*Your assignment*
The data below is to be set down exactly.

Records to use section start

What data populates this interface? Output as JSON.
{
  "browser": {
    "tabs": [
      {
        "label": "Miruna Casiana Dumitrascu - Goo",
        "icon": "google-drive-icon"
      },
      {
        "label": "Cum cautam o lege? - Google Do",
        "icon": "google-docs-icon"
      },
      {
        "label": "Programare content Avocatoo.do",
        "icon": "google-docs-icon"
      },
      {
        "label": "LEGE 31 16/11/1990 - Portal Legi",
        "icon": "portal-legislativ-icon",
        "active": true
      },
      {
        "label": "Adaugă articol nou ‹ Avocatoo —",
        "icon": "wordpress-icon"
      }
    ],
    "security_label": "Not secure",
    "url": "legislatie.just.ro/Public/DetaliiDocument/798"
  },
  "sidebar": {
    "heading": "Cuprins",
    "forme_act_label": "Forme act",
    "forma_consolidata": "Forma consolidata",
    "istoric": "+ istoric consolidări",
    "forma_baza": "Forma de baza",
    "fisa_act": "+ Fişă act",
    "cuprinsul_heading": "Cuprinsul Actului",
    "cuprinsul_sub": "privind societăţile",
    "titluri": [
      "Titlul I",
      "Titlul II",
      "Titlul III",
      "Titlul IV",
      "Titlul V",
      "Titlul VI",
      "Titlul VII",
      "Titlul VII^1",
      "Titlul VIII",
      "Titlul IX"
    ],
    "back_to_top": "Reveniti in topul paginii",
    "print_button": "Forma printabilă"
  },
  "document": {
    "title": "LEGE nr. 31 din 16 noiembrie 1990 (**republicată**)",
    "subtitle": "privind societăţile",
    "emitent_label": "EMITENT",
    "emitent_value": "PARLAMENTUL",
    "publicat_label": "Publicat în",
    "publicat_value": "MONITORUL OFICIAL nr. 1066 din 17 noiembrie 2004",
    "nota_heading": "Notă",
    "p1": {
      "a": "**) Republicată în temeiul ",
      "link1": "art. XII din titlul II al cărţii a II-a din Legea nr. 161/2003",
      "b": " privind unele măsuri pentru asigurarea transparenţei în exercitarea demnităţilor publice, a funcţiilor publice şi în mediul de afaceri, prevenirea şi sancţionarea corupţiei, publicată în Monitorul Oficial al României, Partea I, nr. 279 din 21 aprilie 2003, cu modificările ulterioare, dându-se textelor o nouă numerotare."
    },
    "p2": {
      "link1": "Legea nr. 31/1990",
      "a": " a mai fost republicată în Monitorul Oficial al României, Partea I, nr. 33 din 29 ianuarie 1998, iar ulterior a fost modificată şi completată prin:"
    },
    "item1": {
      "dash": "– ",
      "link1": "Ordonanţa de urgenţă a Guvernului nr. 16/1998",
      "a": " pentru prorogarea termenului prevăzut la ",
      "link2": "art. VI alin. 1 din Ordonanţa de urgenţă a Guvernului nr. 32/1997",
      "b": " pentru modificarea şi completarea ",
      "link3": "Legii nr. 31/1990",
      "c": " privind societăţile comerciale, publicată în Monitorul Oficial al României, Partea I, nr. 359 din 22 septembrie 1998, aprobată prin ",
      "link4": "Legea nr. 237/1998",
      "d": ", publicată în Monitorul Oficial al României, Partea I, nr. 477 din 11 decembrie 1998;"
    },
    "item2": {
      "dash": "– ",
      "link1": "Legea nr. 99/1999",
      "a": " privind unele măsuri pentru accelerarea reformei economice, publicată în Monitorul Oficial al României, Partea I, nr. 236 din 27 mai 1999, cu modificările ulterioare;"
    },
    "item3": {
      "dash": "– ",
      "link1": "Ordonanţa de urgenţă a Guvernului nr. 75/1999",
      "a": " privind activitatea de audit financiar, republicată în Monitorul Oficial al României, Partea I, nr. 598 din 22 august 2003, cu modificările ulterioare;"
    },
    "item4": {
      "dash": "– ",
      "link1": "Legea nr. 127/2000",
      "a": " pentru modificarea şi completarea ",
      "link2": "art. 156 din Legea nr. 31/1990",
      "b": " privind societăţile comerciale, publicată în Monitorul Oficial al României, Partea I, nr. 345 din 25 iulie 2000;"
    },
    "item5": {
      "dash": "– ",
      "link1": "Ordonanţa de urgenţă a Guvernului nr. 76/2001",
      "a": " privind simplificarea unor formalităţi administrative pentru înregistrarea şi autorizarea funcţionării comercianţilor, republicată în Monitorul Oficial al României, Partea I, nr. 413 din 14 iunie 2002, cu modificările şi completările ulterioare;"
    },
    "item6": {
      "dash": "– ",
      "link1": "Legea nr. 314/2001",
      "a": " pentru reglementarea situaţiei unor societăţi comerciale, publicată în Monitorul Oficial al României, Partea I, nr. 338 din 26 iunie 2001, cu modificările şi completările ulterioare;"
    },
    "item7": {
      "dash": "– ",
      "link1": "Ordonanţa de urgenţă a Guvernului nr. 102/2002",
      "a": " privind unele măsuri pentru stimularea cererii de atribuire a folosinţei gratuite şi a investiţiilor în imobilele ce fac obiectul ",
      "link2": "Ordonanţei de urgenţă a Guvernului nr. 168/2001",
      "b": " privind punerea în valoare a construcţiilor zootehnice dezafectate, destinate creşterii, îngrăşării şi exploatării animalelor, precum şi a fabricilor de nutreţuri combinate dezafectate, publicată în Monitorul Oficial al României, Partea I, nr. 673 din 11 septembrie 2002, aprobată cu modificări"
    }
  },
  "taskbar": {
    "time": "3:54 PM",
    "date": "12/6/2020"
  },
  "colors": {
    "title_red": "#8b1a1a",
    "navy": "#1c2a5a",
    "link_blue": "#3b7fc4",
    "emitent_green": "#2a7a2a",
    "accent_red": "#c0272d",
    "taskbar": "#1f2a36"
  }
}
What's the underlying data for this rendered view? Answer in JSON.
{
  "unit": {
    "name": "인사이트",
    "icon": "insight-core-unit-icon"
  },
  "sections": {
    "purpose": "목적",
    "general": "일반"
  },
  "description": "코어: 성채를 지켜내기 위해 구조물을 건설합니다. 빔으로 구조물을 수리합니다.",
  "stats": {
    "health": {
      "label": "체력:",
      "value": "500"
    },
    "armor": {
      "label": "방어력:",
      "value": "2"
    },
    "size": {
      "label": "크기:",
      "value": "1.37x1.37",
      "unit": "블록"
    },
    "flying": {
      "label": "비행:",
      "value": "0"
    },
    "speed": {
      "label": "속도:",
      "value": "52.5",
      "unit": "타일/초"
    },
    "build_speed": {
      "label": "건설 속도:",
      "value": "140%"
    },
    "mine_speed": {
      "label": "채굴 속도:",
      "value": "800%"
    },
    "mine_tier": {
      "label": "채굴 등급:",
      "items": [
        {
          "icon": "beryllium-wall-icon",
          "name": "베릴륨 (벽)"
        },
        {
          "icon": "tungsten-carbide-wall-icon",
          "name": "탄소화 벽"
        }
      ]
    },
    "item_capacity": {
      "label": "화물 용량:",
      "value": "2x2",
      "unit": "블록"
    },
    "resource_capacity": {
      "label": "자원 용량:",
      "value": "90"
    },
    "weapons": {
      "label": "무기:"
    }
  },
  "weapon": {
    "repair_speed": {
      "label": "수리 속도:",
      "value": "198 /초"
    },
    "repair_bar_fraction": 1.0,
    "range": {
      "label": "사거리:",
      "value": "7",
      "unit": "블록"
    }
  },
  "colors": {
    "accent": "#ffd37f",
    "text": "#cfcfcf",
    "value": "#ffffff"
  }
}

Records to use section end

*Written response*
What data populates this interface? Output as JSON.
{
  "browser": {
    "tabs": [
      {
        "label": "Miruna Casiana Dumitrascu - Goo",
        "icon": "google-drive-icon"
      },
      {
        "label": "Cum cautam o lege? - Google Do",
        "icon": "google-docs-icon"
      },
      {
        "label": "Programare content Avocatoo.do",
        "icon": "google-docs-icon"
      },
      {
        "label": "LEGE 31 16/11/1990 - Portal Legi",
        "icon": "portal-legislativ-icon",
        "active": true
      },
      {
        "label": "Adaugă articol nou ‹ Avocatoo —",
        "icon": "wordpress-icon"
      }
    ],
    "security_label": "Not secure",
    "url": "legislatie.just.ro/Public/DetaliiDocument/798"
  },
  "sidebar": {
    "heading": "Cuprins",
    "forme_act_label": "Forme act",
    "forma_consolidata": "Forma consolidata",
    "istoric": "+ istoric consolidări",
    "forma_baza": "Forma de baza",
    "fisa_act": "+ Fişă act",
    "cuprinsul_heading": "Cuprinsul Actului",
    "cuprinsul_sub": "privind societăţile",
    "titluri": [
      "Titlul I",
      "Titlul II",
      "Titlul III",
      "Titlul IV",
      "Titlul V",
      "Titlul VI",
      "Titlul VII",
      "Titlul VII^1",
      "Titlul VIII",
      "Titlul IX"
    ],
    "back_to_top": "Reveniti in topul paginii",
    "print_button": "Forma printabilă"
  },
  "document": {
    "title": "LEGE nr. 31 din 16 noiembrie 1990 (**republicată**)",
    "subtitle": "privind societăţile",
    "emitent_label": "EMITENT",
    "emitent_value": "PARLAMENTUL",
    "publicat_label": "Publicat în",
    "publicat_value": "MONITORUL OFICIAL nr. 1066 din 17 noiembrie 2004",
    "nota_heading": "Notă",
    "p1": {
      "a": "**) Republicată în temeiul ",
      "link1": "art. XII din titlul II al cărţii a II-a din Legea nr. 161/2003",
      "b": " privind unele măsuri pentru asigurarea transparenţei în exercitarea demnităţilor publice, a funcţiilor publice şi în mediul de afaceri, prevenirea şi sancţionarea corupţiei, publicată în Monitorul Oficial al României, Partea I, nr. 279 din 21 aprilie 2003, cu modificările ulterioare, dându-se textelor o nouă numerotare."
    },
    "p2": {
      "link1": "Legea nr. 31/1990",
      "a": " a mai fost republicată în Monitorul Oficial al României, Partea I, nr. 33 din 29 ianuarie 1998, iar ulterior a fost modificată şi completată prin:"
    },
    "item1": {
      "dash": "– ",
      "link1": "Ordonanţa de urgenţă a Guvernului nr. 16/1998",
      "a": " pentru prorogarea termenului prevăzut la ",
      "link2": "art. VI alin. 1 din Ordonanţa de urgenţă a Guvernului nr. 32/1997",
      "b": " pentru modificarea şi completarea ",
      "link3": "Legii nr. 31/1990",
      "c": " privind societăţile comerciale, publicată în Monitorul Oficial al României, Partea I, nr. 359 din 22 septembrie 1998, aprobată prin ",
      "link4": "Legea nr. 237/1998",
      "d": ", publicată în Monitorul Oficial al României, Partea I, nr. 477 din 11 decembrie 1998;"
    },
    "item2": {
      "dash": "– ",
      "link1": "Legea nr. 99/1999",
      "a": " privind unele măsuri pentru accelerarea reformei economice, publicată în Monitorul Oficial al României, Partea I, nr. 236 din 27 mai 1999, cu modificările ulterioare;"
    },
    "item3": {
      "dash": "– ",
      "link1": "Ordonanţa de urgenţă a Guvernului nr. 75/1999",
      "a": " privind activitatea de audit financiar, republicată în Monitorul Oficial al României, Partea I, nr. 598 din 22 august 2003, cu modificările ulterioare;"
    },
    "item4": {
      "dash": "– ",
      "link1": "Legea nr. 127/2000",
      "a": " pentru modificarea şi completarea ",
      "link2": "art. 156 din Legea nr. 31/1990",
      "b": " privind societăţile comerciale, publicată în Monitorul Oficial al României, Partea I, nr. 345 din 25 iulie 2000;"
    },
    "item5": {
      "dash": "– ",
      "link1": "Ordonanţa de urgenţă a Guvernului nr. 76/2001",
      "a": " privind simplificarea unor formalităţi administrative pentru înregistrarea şi autorizarea funcţionării comercianţilor, republicată în Monitorul Oficial al României, Partea I, nr. 413 din 14 iunie 2002, cu modificările şi completările ulterioare;"
    },
    "item6": {
      "dash": "– ",
      "link1": "Legea nr. 314/2001",
      "a": " pentru reglementarea situaţiei unor societăţi comerciale, publicată în Monitorul Oficial al României, Partea I, nr. 338 din 26 iunie 2001, cu modificările şi completările ulterioare;"
    },
    "item7": {
      "dash": "– ",
      "link1": "Ordonanţa de urgenţă a Guvernului nr. 102/2002",
      "a": " privind unele măsuri pentru stimularea cererii de atribuire a folosinţei gratuite şi a investiţiilor în imobilele ce fac obiectul ",
      "link2": "Ordonanţei de urgenţă a Guvernului nr. 168/2001",
      "b": " privind punerea în valoare a construcţiilor zootehnice dezafectate, destinate creşterii, îngrăşării şi exploatării animalelor, precum şi a fabricilor de nutreţuri combinate dezafectate, publicată în Monitorul Oficial al României, Partea I, nr. 673 din 11 septembrie 2002, aprobată cu modificări"
    }
  },
  "taskbar": {
    "time": "3:54 PM",
    "date": "12/6/2020"
  },
  "colors": {
    "title_red": "#8b1a1a",
    "navy": "#1c2a5a",
    "link_blue": "#3b7fc4",
    "emitent_green": "#2a7a2a",
    "accent_red": "#c0272d",
    "taskbar": "#1f2a36"
  }
}
What's the underlying data for this rendered view? Answer in JSON.
{
  "unit": {
    "name": "인사이트",
    "icon": "insight-core-unit-icon"
  },
  "sections": {
    "purpose": "목적",
    "general": "일반"
  },
  "description": "코어: 성채를 지켜내기 위해 구조물을 건설합니다. 빔으로 구조물을 수리합니다.",
  "stats": {
    "health": {
      "label": "체력:",
      "value": "500"
    },
    "armor": {
      "label": "방어력:",
      "value": "2"
    },
    "size": {
      "label": "크기:",
      "value": "1.37x1.37",
      "unit": "블록"
    },
    "flying": {
      "label": "비행:",
      "value": "0"
    },
    "speed": {
      "label": "속도:",
      "value": "52.5",
      "unit": "타일/초"
    },
    "build_speed": {
      "label": "건설 속도:",
      "value": "140%"
    },
    "mine_speed": {
      "label": "채굴 속도:",
      "value": "800%"
    },
    "mine_tier": {
      "label": "채굴 등급:",
      "items": [
        {
          "icon": "beryllium-wall-icon",
          "name": "베릴륨 (벽)"
        },
        {
          "icon": "tungsten-carbide-wall-icon",
          "name": "탄소화 벽"
        }
      ]
    },
    "item_capacity": {
      "label": "화물 용량:",
      "value": "2x2",
      "unit": "블록"
    },
    "resource_capacity": {
      "label": "자원 용량:",
      "value": "90"
    },
    "weapons": {
      "label": "무기:"
    }
  },
  "weapon": {
    "repair_speed": {
      "label": "수리 속도:",
      "value": "198 /초"
    },
    "repair_bar_fraction": 1.0,
    "range": {
      "label": "사거리:",
      "value": "7",
      "unit": "블록"
    }
  },
  "colors": {
    "accent": "#ffd37f",
    "text": "#cfcfcf",
    "value": "#ffffff"
  }
}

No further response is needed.